There are several major categories of discounts available to fleets. But, even experienced fleet managers are sometimes confused about what discounts they can reasonably hope for and how favorable each one is.
When it comes to vehicle parts, here are the five price discount categories available and tips for purchasing in each:
This is typically the best price small fleets can obtain and should not be pursued unless the fleet is small (five or fewer vehicles) and no inventory is kept on hand.
Don’t be misled by the term “dealer.” In most cases, dealer prices are only slightly lower than fleet prices and are not typically adequate for moderately-sized fleets.
This is the price paid for stock by smaller parts houses. Most jobber operations sell to the general public at something off list price. If a fleet purchases its merchandise from a jobber, it is paying more than jobber prices.
Any fleet that keeps an inventory in the $20,000 range or above should purchase from a warehouse distributor.
4. Warehouse distributor
This is the price paid by a warehouse operator who has been authorized to purchase directly from a manufacturer. Since these suppliers are in a position to offer significant discounts, they should be sought out when negotiating for the best prices.

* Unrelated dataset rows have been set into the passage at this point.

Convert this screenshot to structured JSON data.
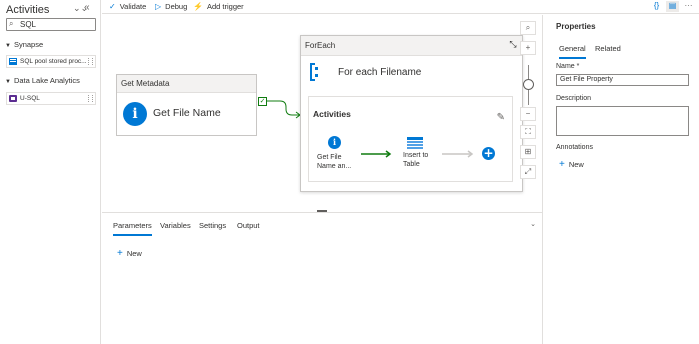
{
  "activities": {
    "title": "Activities",
    "search_value": "SQL",
    "categories": [
      {
        "label": "Synapse",
        "items": [
          {
            "label": "SQL pool stored proc..."
          }
        ]
      },
      {
        "label": "Data Lake Analytics",
        "items": [
          {
            "label": "U-SQL"
          }
        ]
      }
    ]
  },
  "toolbar": {
    "validate": "Validate",
    "debug": "Debug",
    "add_trigger": "Add trigger"
  },
  "canvas": {
    "get_metadata": {
      "header": "Get Metadata",
      "label": "Get File Name"
    },
    "foreach": {
      "header": "ForEach",
      "title": "For each Filename",
      "activities_title": "Activities",
      "inner_get_file": "Get File Name an...",
      "inner_insert": "Insert to Table"
    }
  },
  "bottom_panel": {
    "tabs": [
      "Parameters",
      "Variables",
      "Settings",
      "Output"
    ],
    "new_label": "New"
  },
  "properties": {
    "title": "Properties",
    "tabs": [
      "General",
      "Related"
    ],
    "name_label": "Name *",
    "name_value": "Get File Property",
    "description_label": "Description",
    "annotations_label": "Annotations",
    "new_label": "New"
  },
  "colors": {
    "accent": "#0078d4",
    "success": "#107c10",
    "border": "#e1dfdd"
  }
}
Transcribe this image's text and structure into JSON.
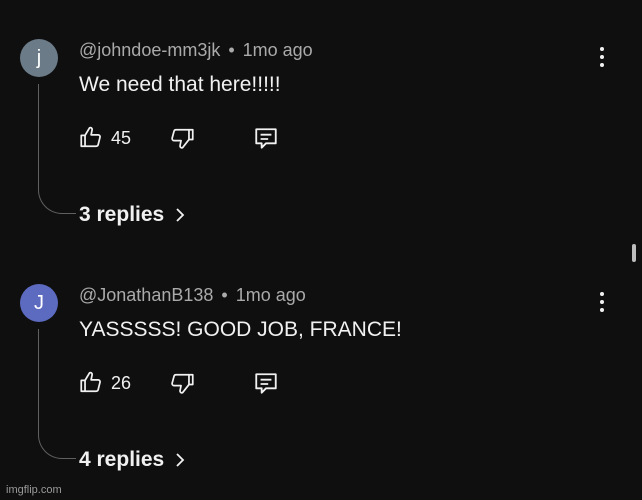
{
  "comments": [
    {
      "avatar_letter": "j",
      "avatar_color": "#6b7b88",
      "handle": "@johndoe-mm3jk",
      "separator": "•",
      "time": "1mo ago",
      "text": "We need that here!!!!!",
      "likes": "45",
      "replies_label": "3 replies"
    },
    {
      "avatar_letter": "J",
      "avatar_color": "#5c6bc0",
      "handle": "@JonathanB138",
      "separator": "•",
      "time": "1mo ago",
      "text": "YASSSSS! GOOD JOB, FRANCE!",
      "likes": "26",
      "replies_label": "4 replies"
    }
  ],
  "icons": {
    "like": "thumbs-up-icon",
    "dislike": "thumbs-down-icon",
    "reply": "reply-comment-icon",
    "menu": "more-vertical-icon",
    "chevron": "chevron-right-icon"
  },
  "watermark": "imgflip.com"
}
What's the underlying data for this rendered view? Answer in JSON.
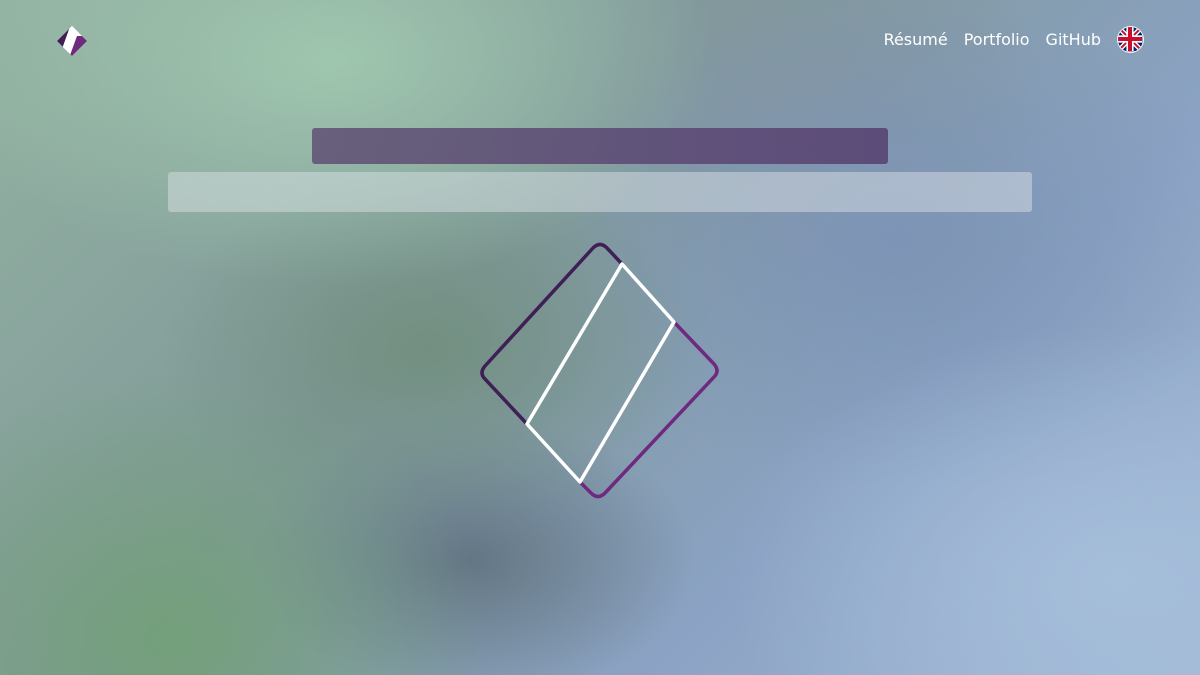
{
  "nav": {
    "items": [
      {
        "label": "Résumé"
      },
      {
        "label": "Portfolio"
      },
      {
        "label": "GitHub"
      }
    ],
    "language": {
      "icon": "uk-flag-icon"
    }
  },
  "icons": {
    "logo": "diamond-logo-icon",
    "hero": "diamond-logo-icon"
  },
  "colors": {
    "brand_dark": "#3f1f55",
    "brand_purple": "#6e2a7e",
    "title_bar": "#5f4f7a",
    "nav_text": "#ffffff"
  }
}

Remember, however, that this distributor might not be an authorized distributor for every line of desired merchandise, so don’t expect less-than-jobber prices on every line.
When purchasing from a warehouse distributor, fleets should:
- Find out the product lines for which a warehouse operator is willing to sell at or below jobber prices.
- Determine the distributor’s ability to service the fleet adequately.
- Check on hours of operation, inventory volume and condition of the distributor’s delivery fleet (deep-discounted parts lose much of their attractiveness when they’re delivered late).
- Avoid stifling negotiations by insisting on one and only one brand of a part. Be flexible and explore competitive brands.
Purchasing directly from manufacturers is possible in many cases, particularly when the manufacturer is a fairly small company. It is important to remember, however, that service is as important as price.
Obtain high-use purchases directly from small manufacturers:
Bolts, nuts and other shop supplies constitute an often neglected expense that can be significantly reduced. If these are purchased from a salesperson who offers free bolt bins and other “incentives” to buy, fleet could be paying from two to five times more than necessary.
While many think these are small-ticket items, such supplies will generally account for around eight percent of the total parts bill per month. Much of this is waste attributable to poor purchasing habits.
To streamline the process of ordering and purchasing fleet parts and supplies, check out our new Purchase Orders module!
In our next post...
We outline how to further reduce parts expenditures and explore the financial benefits of healthy parts purchasing. View the post!
Sources: Fleet Management, 11th Edition by John Dolce